Along with PEDC, Pasco County's new mobility fee has been endorsed by the Tampa Bay Builders Association (TBBA), the Tampa Bay Area Regional Transportation Authority (TBARTA), the Center for Urban Transportation Research (CUTR) and the Florida Department of Transportation (FDOT).

Writer: Alexis Quinn Chamberlain
Source: John Hagen, Pasco Economic Development Council

Adventist Takes Over UCH Health Group, Tampa

Hospitals formerly under the University Community Hospital (UCH) umbrella came under new management in September, when the UCH network joined the Christian-based Adventist Health System (AHS).

Adventist Health System committed $125 million in capital investments, $10 million to the UCH foundation and took on UCH's outstanding debts and liabilities. John Harding, former head of ACH's Florida Hospital Heartland, was appointed UCH's new CEO.

"The merger is only a few months old, so it's business as usual as far as everyday hospital activity at our campuses for employees, patients and visitors,'' says UCH spokesperson Will Darnall. "It's been a seamless transition and benefits both entities with UCH being part of a national organization (Adventist) now with 48 hospitals."

Adventist and UCH formed a joint venture in 2007 to build the Wesley Chapel Medical Center on Bruce B. Downs Boulevard. They broke ground on the site in December 2010. The medical center is projected to open in 2012. The new 200,000-square-foot facility will have 80 beds to accommodate patients in need of inpatient care.

Other hospitals in the former UCH network include Tampa's University Community Hospital, Pepin Heart Hospital and The Women's Center on East Fletcher Avenue, University Community Hospital, Carrollwood on Dale Mabry Highway, Helen Ellis Memorial Hospital in Tarpon Springs and the Long Term Acute Care Hospital in Land O' Lakes.

Writer: Missy Kavanaugh
Source: Will Darnall, University Community Hospital

One Bay, One Vision: Mega-Meeting To Connect Tampa Bay Leaders

On April 16, leaders from across Tampa Bay will meet to discuss sustainable growth.
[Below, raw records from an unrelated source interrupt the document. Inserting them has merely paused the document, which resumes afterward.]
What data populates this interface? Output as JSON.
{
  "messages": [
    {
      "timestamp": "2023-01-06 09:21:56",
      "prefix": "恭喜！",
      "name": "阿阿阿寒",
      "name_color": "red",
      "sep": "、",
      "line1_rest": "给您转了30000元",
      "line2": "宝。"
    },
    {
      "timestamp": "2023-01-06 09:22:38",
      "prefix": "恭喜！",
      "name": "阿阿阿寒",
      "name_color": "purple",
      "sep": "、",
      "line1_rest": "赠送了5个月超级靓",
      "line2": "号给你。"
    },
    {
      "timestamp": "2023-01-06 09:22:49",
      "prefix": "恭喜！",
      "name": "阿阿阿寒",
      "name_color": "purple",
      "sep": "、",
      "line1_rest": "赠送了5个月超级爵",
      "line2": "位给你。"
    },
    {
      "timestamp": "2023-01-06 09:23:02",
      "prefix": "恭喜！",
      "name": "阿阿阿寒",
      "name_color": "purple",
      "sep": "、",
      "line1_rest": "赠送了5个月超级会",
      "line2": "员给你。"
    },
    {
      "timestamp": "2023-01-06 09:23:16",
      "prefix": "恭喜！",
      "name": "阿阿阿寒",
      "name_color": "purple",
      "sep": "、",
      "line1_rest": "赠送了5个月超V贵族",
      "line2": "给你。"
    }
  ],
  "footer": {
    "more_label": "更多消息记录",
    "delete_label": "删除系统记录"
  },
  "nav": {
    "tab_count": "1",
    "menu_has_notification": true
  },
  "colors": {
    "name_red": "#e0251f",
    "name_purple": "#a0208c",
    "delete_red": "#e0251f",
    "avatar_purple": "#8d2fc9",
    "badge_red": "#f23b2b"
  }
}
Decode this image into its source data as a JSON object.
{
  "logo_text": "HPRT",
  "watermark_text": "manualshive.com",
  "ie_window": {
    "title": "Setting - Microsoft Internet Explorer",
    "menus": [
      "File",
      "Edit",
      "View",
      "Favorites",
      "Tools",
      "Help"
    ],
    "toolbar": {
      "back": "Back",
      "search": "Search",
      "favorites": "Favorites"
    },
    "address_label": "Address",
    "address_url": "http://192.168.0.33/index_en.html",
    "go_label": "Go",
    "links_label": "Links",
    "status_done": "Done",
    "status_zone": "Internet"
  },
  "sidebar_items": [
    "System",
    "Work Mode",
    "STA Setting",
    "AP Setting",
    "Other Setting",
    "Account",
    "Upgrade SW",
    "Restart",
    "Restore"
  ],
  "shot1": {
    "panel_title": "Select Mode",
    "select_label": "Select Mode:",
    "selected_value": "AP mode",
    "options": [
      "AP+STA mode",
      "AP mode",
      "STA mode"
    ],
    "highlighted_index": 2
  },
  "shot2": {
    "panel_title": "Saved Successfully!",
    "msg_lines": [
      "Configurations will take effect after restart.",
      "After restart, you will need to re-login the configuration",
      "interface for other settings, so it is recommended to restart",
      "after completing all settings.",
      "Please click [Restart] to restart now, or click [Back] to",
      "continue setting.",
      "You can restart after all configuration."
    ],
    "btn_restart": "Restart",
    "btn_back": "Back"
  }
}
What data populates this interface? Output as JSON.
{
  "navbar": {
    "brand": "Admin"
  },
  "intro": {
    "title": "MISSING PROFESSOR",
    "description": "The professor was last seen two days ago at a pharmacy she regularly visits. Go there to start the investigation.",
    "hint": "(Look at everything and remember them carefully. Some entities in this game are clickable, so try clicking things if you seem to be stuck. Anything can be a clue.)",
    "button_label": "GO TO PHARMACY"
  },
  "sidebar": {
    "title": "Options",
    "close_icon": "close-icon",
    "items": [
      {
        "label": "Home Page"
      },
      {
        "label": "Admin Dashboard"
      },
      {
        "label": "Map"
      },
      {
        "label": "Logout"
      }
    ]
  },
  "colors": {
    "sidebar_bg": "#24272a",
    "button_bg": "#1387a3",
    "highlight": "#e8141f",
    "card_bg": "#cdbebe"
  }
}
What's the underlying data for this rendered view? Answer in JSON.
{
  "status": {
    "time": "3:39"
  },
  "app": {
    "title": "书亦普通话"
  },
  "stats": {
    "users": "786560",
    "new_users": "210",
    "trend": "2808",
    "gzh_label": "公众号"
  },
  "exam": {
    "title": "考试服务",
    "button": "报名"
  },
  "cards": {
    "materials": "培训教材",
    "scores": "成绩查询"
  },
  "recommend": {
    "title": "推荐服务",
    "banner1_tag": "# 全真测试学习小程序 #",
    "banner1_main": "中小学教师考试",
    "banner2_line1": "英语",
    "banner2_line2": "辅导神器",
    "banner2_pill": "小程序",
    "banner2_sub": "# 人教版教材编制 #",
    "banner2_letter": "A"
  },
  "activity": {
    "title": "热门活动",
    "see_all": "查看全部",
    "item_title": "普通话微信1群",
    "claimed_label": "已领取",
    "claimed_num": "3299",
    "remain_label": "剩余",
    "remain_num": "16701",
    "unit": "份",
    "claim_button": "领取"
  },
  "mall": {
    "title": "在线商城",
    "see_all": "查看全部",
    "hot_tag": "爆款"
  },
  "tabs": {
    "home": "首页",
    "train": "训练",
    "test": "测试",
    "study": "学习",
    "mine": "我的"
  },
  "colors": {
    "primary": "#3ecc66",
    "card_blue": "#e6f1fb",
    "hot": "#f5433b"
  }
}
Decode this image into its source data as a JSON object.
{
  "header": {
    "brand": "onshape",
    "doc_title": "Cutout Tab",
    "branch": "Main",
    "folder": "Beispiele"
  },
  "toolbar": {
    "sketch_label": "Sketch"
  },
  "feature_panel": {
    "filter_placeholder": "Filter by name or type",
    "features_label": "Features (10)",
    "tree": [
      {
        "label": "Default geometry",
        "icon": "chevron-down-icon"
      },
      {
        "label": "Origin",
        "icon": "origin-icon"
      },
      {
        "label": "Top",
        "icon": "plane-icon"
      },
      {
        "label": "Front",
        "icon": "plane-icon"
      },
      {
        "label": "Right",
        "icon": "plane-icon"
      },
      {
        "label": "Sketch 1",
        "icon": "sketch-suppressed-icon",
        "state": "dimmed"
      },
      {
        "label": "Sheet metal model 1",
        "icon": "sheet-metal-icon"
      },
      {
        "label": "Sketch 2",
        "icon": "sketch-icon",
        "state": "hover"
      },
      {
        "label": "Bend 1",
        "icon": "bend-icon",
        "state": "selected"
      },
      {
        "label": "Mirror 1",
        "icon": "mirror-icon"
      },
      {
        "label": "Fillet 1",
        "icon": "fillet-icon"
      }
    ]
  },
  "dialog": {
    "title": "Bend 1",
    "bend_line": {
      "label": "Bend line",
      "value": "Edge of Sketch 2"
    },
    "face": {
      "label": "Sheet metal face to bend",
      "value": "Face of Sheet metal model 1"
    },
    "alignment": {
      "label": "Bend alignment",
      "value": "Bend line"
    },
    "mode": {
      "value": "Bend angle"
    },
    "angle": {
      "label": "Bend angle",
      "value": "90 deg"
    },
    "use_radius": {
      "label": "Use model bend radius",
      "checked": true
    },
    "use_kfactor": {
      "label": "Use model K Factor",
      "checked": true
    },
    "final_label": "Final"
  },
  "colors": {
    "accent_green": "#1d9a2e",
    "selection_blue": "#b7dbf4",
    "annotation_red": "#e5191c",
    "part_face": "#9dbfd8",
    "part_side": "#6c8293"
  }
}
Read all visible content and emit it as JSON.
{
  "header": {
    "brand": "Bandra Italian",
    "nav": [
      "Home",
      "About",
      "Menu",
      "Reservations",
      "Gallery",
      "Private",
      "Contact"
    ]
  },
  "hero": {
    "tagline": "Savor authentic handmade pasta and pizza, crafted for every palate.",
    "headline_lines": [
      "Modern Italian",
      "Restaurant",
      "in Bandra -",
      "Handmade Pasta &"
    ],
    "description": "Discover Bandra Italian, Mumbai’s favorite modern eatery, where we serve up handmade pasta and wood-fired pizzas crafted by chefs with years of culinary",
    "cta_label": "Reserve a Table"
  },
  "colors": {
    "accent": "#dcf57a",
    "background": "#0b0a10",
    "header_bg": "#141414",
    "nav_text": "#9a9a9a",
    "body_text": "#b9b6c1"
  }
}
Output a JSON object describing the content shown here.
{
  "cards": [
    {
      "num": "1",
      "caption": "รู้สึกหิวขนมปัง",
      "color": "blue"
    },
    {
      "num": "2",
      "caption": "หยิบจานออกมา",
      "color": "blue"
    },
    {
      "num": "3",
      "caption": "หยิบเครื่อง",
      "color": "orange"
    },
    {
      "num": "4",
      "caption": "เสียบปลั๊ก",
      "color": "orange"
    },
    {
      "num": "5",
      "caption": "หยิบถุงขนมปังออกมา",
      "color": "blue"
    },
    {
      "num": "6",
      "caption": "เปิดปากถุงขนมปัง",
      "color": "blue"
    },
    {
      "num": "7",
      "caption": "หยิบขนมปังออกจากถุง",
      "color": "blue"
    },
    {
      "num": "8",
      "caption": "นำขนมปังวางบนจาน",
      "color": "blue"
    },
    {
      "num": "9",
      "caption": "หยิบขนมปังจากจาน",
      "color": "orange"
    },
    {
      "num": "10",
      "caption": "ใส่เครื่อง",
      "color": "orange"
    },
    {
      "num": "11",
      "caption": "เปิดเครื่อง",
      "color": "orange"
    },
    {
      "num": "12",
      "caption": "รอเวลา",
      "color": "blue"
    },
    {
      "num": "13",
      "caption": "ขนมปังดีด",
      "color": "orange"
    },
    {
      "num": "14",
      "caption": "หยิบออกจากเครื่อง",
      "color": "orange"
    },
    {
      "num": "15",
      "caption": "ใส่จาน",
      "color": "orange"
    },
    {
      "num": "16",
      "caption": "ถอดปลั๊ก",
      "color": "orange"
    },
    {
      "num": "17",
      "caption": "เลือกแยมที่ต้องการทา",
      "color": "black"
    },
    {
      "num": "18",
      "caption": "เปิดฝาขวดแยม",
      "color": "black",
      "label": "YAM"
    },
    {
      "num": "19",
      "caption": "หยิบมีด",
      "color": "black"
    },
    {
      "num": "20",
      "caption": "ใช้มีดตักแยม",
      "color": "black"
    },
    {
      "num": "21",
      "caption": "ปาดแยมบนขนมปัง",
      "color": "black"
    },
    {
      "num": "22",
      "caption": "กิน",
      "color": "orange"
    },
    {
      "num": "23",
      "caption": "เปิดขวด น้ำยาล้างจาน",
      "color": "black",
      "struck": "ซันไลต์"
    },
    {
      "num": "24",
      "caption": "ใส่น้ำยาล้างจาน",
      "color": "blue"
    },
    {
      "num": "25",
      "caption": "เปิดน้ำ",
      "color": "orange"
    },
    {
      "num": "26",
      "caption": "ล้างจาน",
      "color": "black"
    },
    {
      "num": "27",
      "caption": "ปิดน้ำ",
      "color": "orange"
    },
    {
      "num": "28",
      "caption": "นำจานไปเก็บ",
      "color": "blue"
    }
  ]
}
One Bay, the group hosting the meeting, has deemed the event the Congress of Regional Leaders.

The One Bay Liveable Communities Initiative is a "regional visional process" that grew from the Tampa Bay Partnership Regional Research and Education Foundation. It is committed to long-term thinking and planning to make the seven counties that comprise the Tampa Bay region a thriving and sustainable mega region by the year 2050. The counties included in the initiative are Hernando, Pasco, Pinellas, Hillsborough, Polk, Manatee and Sarasota.

The April 16 meeting is a culmination of polls, surveys and workshops that resulted from the Reality Check of 2007. The data collected indicates a need and desire for a more proactive and deliberate approach to planning.

"When we looked at the data, it was interesting because there were common guiding principles across transit, water and environmental areas," explains Betty Carlin, a spokesperson for the Tampa Bay Partnership. "It's telling us these are the things that people think are important. People really don't want to see growth happen as it has in the past. We want to do it differently. So now we have to put community leaders together to share the vision and make it happen."

Dan Mahurin, chairman of SunTrust Bank and chair of One Bay, sees the meeting as a celebrated outcome as well as an exciting launch.

"This event is a celebration of several years of great input and hard work from across the community to develop a shared vision for Tampa Bay. It is also a turning point for us to bring leaders back together to begin planning how we can implement this vision."

The meeting will take place at the Tampa Convention Center from 8:30 a.m. to noon.

Writer: Missy Kavanaugh
Source: Betty Carlin, Tampa Bay Partnership; Dan Mahurin, SunTrust
8 Articles | Page:
Signup for Email Alerts

Underwriting Partners